We live in difficult times – what about our children?
WORLD – We live in affluent yet difficult times.
Difficult not because of the recession cloud over our heads. Difficult not because of primitive transportation. Difficult not because of the lack of food or water.
We live in difficult times because as we progress and evolve, we regress.
We regress and segregate.
We profile people, things, countries, districts, groups, religions, beliefs and everything else into specific compartments and damn them into these groups for eternity. We fail to appreciate differences and embrace them. In fact, we do the contrary – we highlight them and define ourselves as the “not-thems”.
We point to others and say what we’re not (even if it means nothing to us):
- I’m not African-American.
- I’m not Canadian.
- I’m not a mediocre student.
- I’m not a nerd.
- I’m not a fan of the Brazil football team.
- I’m not a single mom.
- I’m not gay.
- I’m not a from a community college.
We live in a more connected world exposing us to greater diversity. But how has this help us?
We regress and become judgmental.
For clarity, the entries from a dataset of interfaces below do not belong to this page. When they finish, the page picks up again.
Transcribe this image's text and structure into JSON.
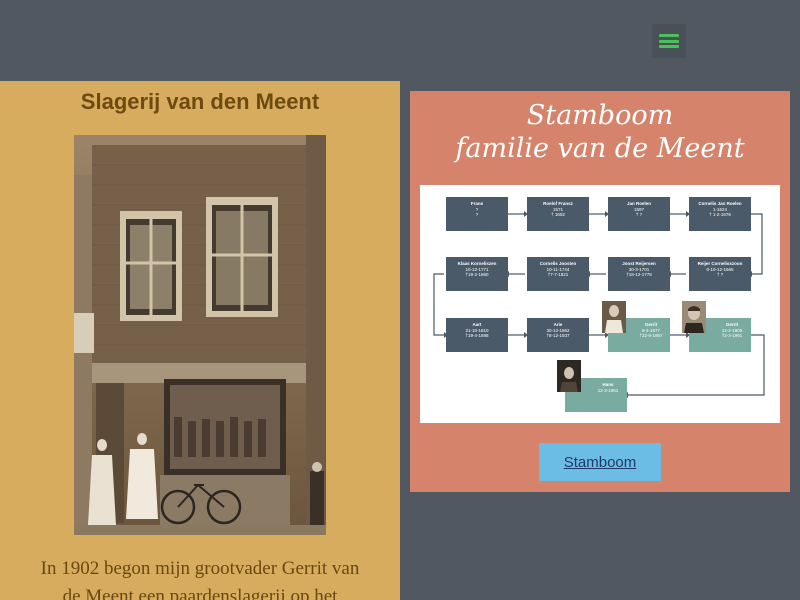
{
  "colors": {
    "page_bg": "#525862",
    "left_panel_bg": "#d7ac5f",
    "right_panel_bg": "#d5836b",
    "menu_icon": "#49c25a",
    "button_bg": "#6cbde6",
    "node_dark": "#4b5a69",
    "node_green": "#7aaba1"
  },
  "header": {
    "menu_icon": "hamburger-icon"
  },
  "left": {
    "title": "Slagerij van den Meent",
    "intro_line1": "In 1902 begon mijn grootvader Gerrit van",
    "intro_line2": "de Meent een paardenslagerij op het"
  },
  "right": {
    "title_line1": "Stamboom",
    "title_line2": "familie van de Meent",
    "button_label": "Stamboom",
    "tree": {
      "nodes": [
        {
          "name": "Frans",
          "l1": "?",
          "l2": "?"
        },
        {
          "name": "Roelof Fransz",
          "l1": "1571",
          "l2": "† 1602"
        },
        {
          "name": "Jan Roelen",
          "l1": "1597",
          "l2": "† ?"
        },
        {
          "name": "Cornelis Jan Roelen",
          "l1": "1-1624",
          "l2": "† 1-2-1676"
        },
        {
          "name": "Klaas Korneliszen",
          "l1": "10-12-1771",
          "l2": "†19-2-1860"
        },
        {
          "name": "Cornelis Joosten",
          "l1": "10-11-1744",
          "l2": "†7-7-1821"
        },
        {
          "name": "Joost Reijersen",
          "l1": "30-3-1701",
          "l2": "†18-12-1778"
        },
        {
          "name": "Reijer Cornelisszoon",
          "l1": "0-10-12-1665",
          "l2": "† ?"
        },
        {
          "name": "Aart",
          "l1": "21-10-1810",
          "l2": "†19-4-1898"
        },
        {
          "name": "Arie",
          "l1": "30-12-1862",
          "l2": "†8-12-1937"
        },
        {
          "name": "Gerrit",
          "l1": "8-2-1877",
          "l2": "†22-9-1957"
        },
        {
          "name": "Gerrit",
          "l1": "12-2-1905",
          "l2": "†2-3-1991"
        },
        {
          "name": "Hans",
          "l1": "12-3-1951",
          "l2": ""
        }
      ]
    }
  }
}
We are now armchair critics. Not the in-a-small-armchair-at-home-watching-tv kind of way, but the game-of-thrones-armchair-with-the-world-watching-me kind of judge. We think online commenters are attention-seeking, jobless fools or trolls. We think gamers are losers. We think sports athletes are brainless jocks.
We think Obama is a terrible leader. We think Michael Gove is a horrible education secretary. We think Cesar Millan abuses dogs instead of training them. We think we are smarter than the MySpace founder. We think Mark Zuckerberg is helping NSA spy on us and Facebook should go. We think those who share the “1 like = 1 prayer” messages on social media are idiots.
We think some deserve poverty, or bad things happen to them. We read about inspiring people and decide they probably have rich parents to fall back on.
We regress and become selfish
Now that the world is our audience, we have the ability to do much more for the world. But as we regress, we become selfish. We post mean, embarrassing things about others online. We join online contests and pester everyone to vote for our photos so that we can win a week’s supply of diapers. We read news about the suffering around the world and click X or scroll down.
We park our cars like we own the whole parking lot. We verbally abuse frontdesk staff who couldn’t get us what we want. We demand late check-outs because we feel entitled to them. We ignore the smiles on the waitress’ face as she serve us food, but complain to the manager about the waiter who didn’t see our empty glasses and refilled them because he was too busy.
We don’t clean up after ourselves because that’s the cleaners’ job – if we do it, what are they going to do?
The problem with the world today
The problem with the world today is that we feel entitled. To everything. (When I say “we”, it’s not a sweeping statement to justify each of us as terrible human beings, just a style of writing). I admit that some of these are thoughts I have had, or actions we have done. And we think nothing of this, because everyone does it.
Because everyone has done it, we think that makes it okay. And some of these harmless thoughts are really okay (if we keep them to ourselves).
We have better living conditions now than 10 years ago. We have better education opportunities and access to information and knowledge never thought possible in the 1980s. We now can make more of ourselves than our parents could with their relatively limited opportunities.
But life isn’t fair to all. There are many in suffering circumstances they cannot change within their lifetime. There are many still with no basic necessities, let alone internet connection. Many are so down on their luck they’re homeless or begging for work and shelter. Many are old grandparents sweeping the streets or collecting what we consider trash to make money for a meal. Many are sick but cannot afford healthcare.
Silver lining – our children
Our biggest hope to create a more peaceful, contented and non-violent world within societies is education. Education is the key to many things – enlightenment, awareness, understanding, informed decisions, empowerment; the list goes on.
What we teach our children today goes a long way in shaping their minds and the world of tomorrow. Teach a child to share, and he will learn generosity. Teach a child about pain, and he will learn to care. Teach a child about loss, and he will learn to value. Teach a child to own up, and he will learn honesty. Teach a child to reason, and he will learn to understand. Teach a child to walk away, and he will learn peace. Teach a child to give, and he will learn to give back. Teach a child with love, and he will learn to love.
That is all we can hope for – that we continue to teach the future of tomorrow even in difficult times like today. Doctors, engineers, musicians, artists, comedians, carpenters, writers, journalists, lawyers, boxers, or even prisoners, criminals and terrorists – everyone had at least one teacher. They have all learned in their lives and will continue to learn. It is the lesson they were taught, and the lessons they will teach that will decide our future.
Hopefully, a world with less conflicts and more tolerant societies that appreciate instead of segregate.